How does my garden grow? With the aid of a pretty good digital planner
Photo: Steph LarsenWhat’s black and white and dirty all over?
My garden plan! Last year’s was, anyway.
Most farmers I know will say that keeping good records and plans is fundamental to farming success. By no means am I what you might call a natural planner — I lean towards the “organized chaos” style of living. But when it comes to growing things, I’m convinced that adding a healthy dose of order to the garden chaos is a necessity. There are just too many variables to consider otherwise.
Garden plans don’t have to be fancy, and last year mine was on old fashioned graph paper with pencil. By the end of the season I had a muddy, smudged mess with so much text squeezed in that it was illegible. I’d left it out in the rain a time or two, which didn’t help matters any. For 2011, I was looking for something computer-based and easy to use.
While far from perfect, this planner is a pretty decent tool with many useful features I’ve quickly found invaluable. For example, if I want to plant tomatoes, it graphically tells me how many I can plant in a given bed.

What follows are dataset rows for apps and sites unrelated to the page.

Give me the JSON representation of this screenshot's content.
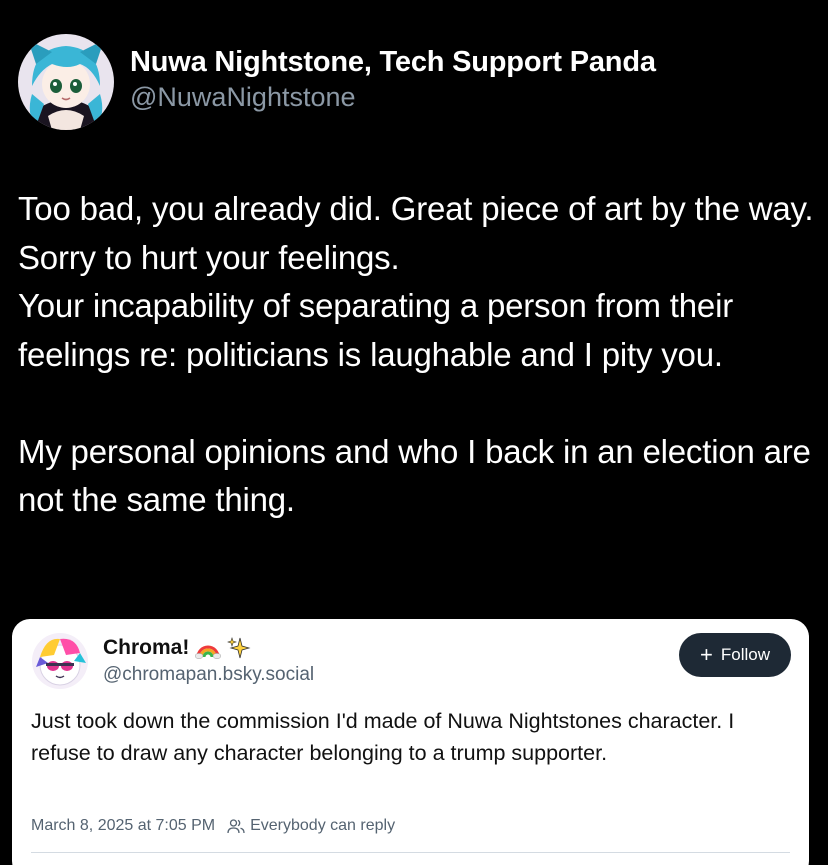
{
  "post": {
    "author_name": "Nuwa Nightstone, Tech Support Panda",
    "author_handle": "@NuwaNightstone",
    "body": [
      "Too bad, you already did. Great piece of art by the way. Sorry to hurt your feelings.",
      "Your incapability of separating a person from their feelings re: politicians is laughable and I pity you.",
      "",
      "My personal opinions and who I back in an election are not the same thing."
    ]
  },
  "embed": {
    "author_name": "Chroma!",
    "author_handle": "@chromapan.bsky.social",
    "follow_label": "Follow",
    "text": "Just took down the commission I'd made of Nuwa Nightstones character. I refuse to draw any character belonging to a trump supporter.",
    "timestamp": "March 8, 2025 at 7:05 PM",
    "reply_setting": "Everybody can reply"
  },
  "icons": {
    "name_emoji_1": "rainbow-icon",
    "name_emoji_2": "sparkles-icon",
    "reply_setting_icon": "people-icon"
  },
  "colors": {
    "background": "#000000",
    "handle_gray": "#8b98a5",
    "follow_button": "#1e2935",
    "card_background": "#ffffff"
  }
}
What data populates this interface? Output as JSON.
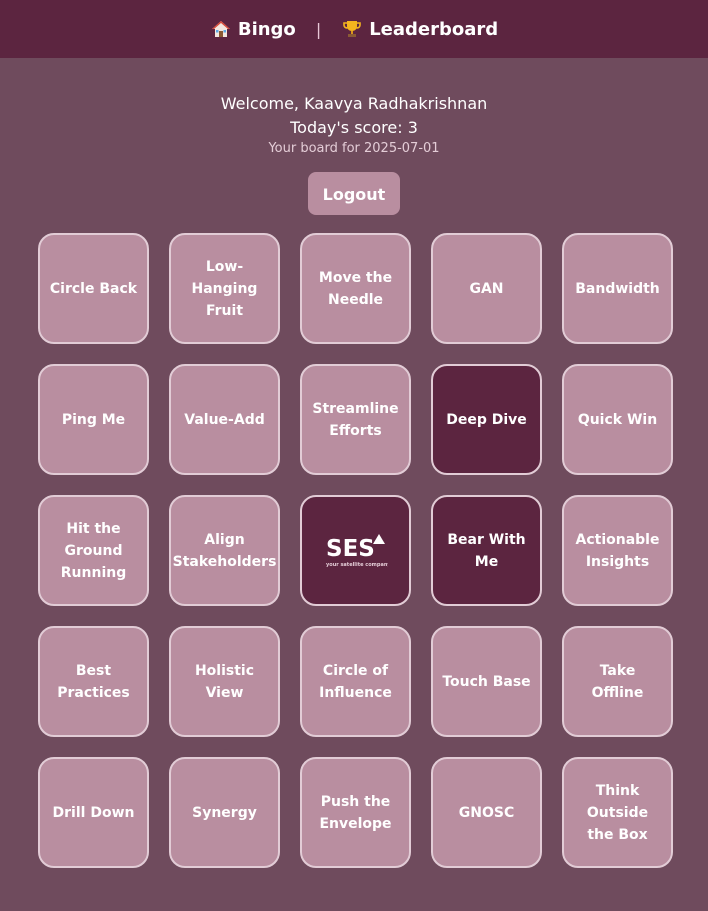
{
  "nav": {
    "bingo_label": "Bingo",
    "separator": "|",
    "leaderboard_label": "Leaderboard"
  },
  "user": {
    "welcome": "Welcome, Kaavya Radhakrishnan",
    "score": "Today's score: 3",
    "board_date": "Your board for 2025-07-01"
  },
  "actions": {
    "logout_label": "Logout"
  },
  "board": {
    "tiles": [
      {
        "label": "Circle Back",
        "marked": false
      },
      {
        "label": "Low-Hanging Fruit",
        "marked": false
      },
      {
        "label": "Move the Needle",
        "marked": false
      },
      {
        "label": "GAN",
        "marked": false
      },
      {
        "label": "Bandwidth",
        "marked": false
      },
      {
        "label": "Ping Me",
        "marked": false
      },
      {
        "label": "Value-Add",
        "marked": false
      },
      {
        "label": "Streamline Efforts",
        "marked": false
      },
      {
        "label": "Deep Dive",
        "marked": true
      },
      {
        "label": "Quick Win",
        "marked": false
      },
      {
        "label": "Hit the Ground Running",
        "marked": false
      },
      {
        "label": "Align Stakeholders",
        "marked": false
      },
      {
        "label": "SES",
        "marked": true,
        "logo": true,
        "logo_tagline": "your satellite company"
      },
      {
        "label": "Bear With Me",
        "marked": true
      },
      {
        "label": "Actionable Insights",
        "marked": false
      },
      {
        "label": "Best Practices",
        "marked": false
      },
      {
        "label": "Holistic View",
        "marked": false
      },
      {
        "label": "Circle of Influence",
        "marked": false
      },
      {
        "label": "Touch Base",
        "marked": false
      },
      {
        "label": "Take Offline",
        "marked": false
      },
      {
        "label": "Drill Down",
        "marked": false
      },
      {
        "label": "Synergy",
        "marked": false
      },
      {
        "label": "Push the Envelope",
        "marked": false
      },
      {
        "label": "GNOSC",
        "marked": false
      },
      {
        "label": "Think Outside the Box",
        "marked": false
      }
    ]
  },
  "colors": {
    "background": "#6f4b5d",
    "header": "#5c2540",
    "tile": "#b98ea0",
    "tile_marked": "#5c2540",
    "tile_border": "#e2ccd6"
  },
  "icons": {
    "bingo": "house-icon",
    "leaderboard": "trophy-icon"
  }
}
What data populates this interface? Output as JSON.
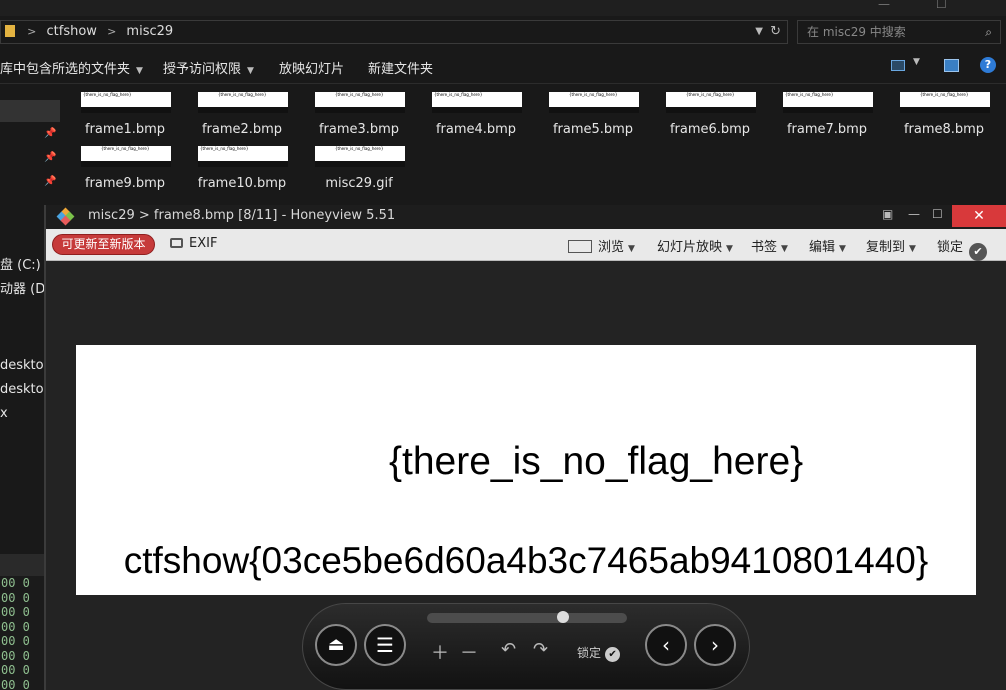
{
  "explorer": {
    "breadcrumb": [
      "ctfshow",
      "misc29"
    ],
    "search_placeholder": "在 misc29 中搜索",
    "ribbon": {
      "library": "库中包含所选的文件夹",
      "share": "授予访问权限",
      "slideshow": "放映幻灯片",
      "new_folder": "新建文件夹"
    },
    "nav_items": [
      "盘 (C:)",
      "动器 (D:",
      "desktop",
      "desktop",
      "x"
    ],
    "binary_lines": [
      "00 0",
      "00 0",
      "00 0",
      "00 0",
      "00 0",
      "00 0",
      "00 0",
      "00 0"
    ],
    "files": [
      {
        "name": "frame1.bmp",
        "thumb": "{there_is_no_flag_here}"
      },
      {
        "name": "frame2.bmp",
        "thumb": "{there_is_no_flag_here}"
      },
      {
        "name": "frame3.bmp",
        "thumb": "{there_is_no_flag_here}"
      },
      {
        "name": "frame4.bmp",
        "thumb": "{there_is_no_flag_here}"
      },
      {
        "name": "frame5.bmp",
        "thumb": "{there_is_no_flag_here}"
      },
      {
        "name": "frame6.bmp",
        "thumb": "{there_is_no_flag_here}"
      },
      {
        "name": "frame7.bmp",
        "thumb": "{there_is_no_flag_here}"
      },
      {
        "name": "frame8.bmp",
        "thumb": "{there_is_no_flag_here}"
      },
      {
        "name": "frame9.bmp",
        "thumb": "{there_is_no_flag_here}"
      },
      {
        "name": "frame10.bmp",
        "thumb": "{there_is_no_flag_here}"
      },
      {
        "name": "misc29.gif",
        "thumb": "{there_is_no_flag_here}"
      }
    ]
  },
  "viewer": {
    "title": "misc29 > frame8.bmp [8/11] - Honeyview 5.51",
    "update_button": "可更新至新版本",
    "exif": "EXIF",
    "browse": "浏览",
    "slideshow": "幻灯片放映",
    "bookmark": "书签",
    "edit": "编辑",
    "copy_to": "复制到",
    "lock": "锁定",
    "image_line1": "{there_is_no_flag_here}",
    "image_line2": "ctfshow{03ce5be6d60a4b3c7465ab9410801440}",
    "bottom_lock": "锁定",
    "slider_position": 0.68
  }
}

No more endlessly looking up distances on seed packets! And knowing how many plants I could fit in a space was incredibly helpful when we started seedlings indoors in March.
Timing is also critical for a successful garden — knowing which seeds germinate in cooler soils and which like it warmer, or how long after planting can you expect to harvest. When starting this garden planner, one of the first things I did was enter my zip code. Immediately the planner estimates frost dates, and for every plant I’ve plotted it tells me on an easy to read graph when I should plant it inside and outside and when I can expect to harvest. Suddenly a weekend’s worth of tasks is laid out without having to lift a finger, and you can even buy seeds from several different seed companies directly through your plan.
And that’s not all — twice a month, I get an email reminding me what I should be planting in the subsequent two weeks.
Another cool feature of this planner doesn’t show itself until the second year of use. I drew my 2010 garden plan into the system this past winter, and when I started my 2011 plan, it already knew where permanent strawberry plans were and where I had my paths. When I clicked on a tomato to “plant” it, red zones immediately popped up telling me where I’d planted tomatoes, peppers, eggplants, and potatoes last year — reminding me to rotate in order to break up disease and pest cycles.
And each plant icon comes fully equipped with much of the information you need to grow it successfully — soil type, plant family, and spacing for example. I would have liked to see ideal soil temperature for germination too, but maybe that just shows how nerdy I am.
Like any tool, there are aspects of this one I’m not crazy about. The drawing tools aren’t very robust, so I spent several hours at first trying to get all the boxes and paths the way I wanted them. Often it was easier to erase a feature and start over rather than try to change its characteristics.
While the plant list is large, there were a few missing — mizuna and broccoli raab immediately come to mind, and it doesn’t allow for combinations like my spicy salad mix. I also ran into a problem with varieties of a crop. Take radishes as an example — there are small red salad radishes, icicle-shaped daikons, and the increasingly popular turnip-sized “watermelon” radishes. Spacing is going to be substantially different for each, but the graphics don’t allow me to specify large or small varieties.
I also have lingering questions about the back-end design of the program. I know precious little about these things, but I have yet to determine whether I can export my plan as a graphic and save it to my computer. The entire program appears to these extremely novice eyes to be driven off Flash and Java, which means it lacks a lot of the functions I’m used to when navigating other websites.
Did I mention it costs $25 a year? That amount is worth it to me, but part of that value is the continuity from year to year. What if Mother Earth News chooses to discontinue the garden planner? I might be completely out of luck.
But until then, I’m pretty happy with my neat, organized garden plan. Now if only my garden actually looked as perfect in real life as it does in its digital version!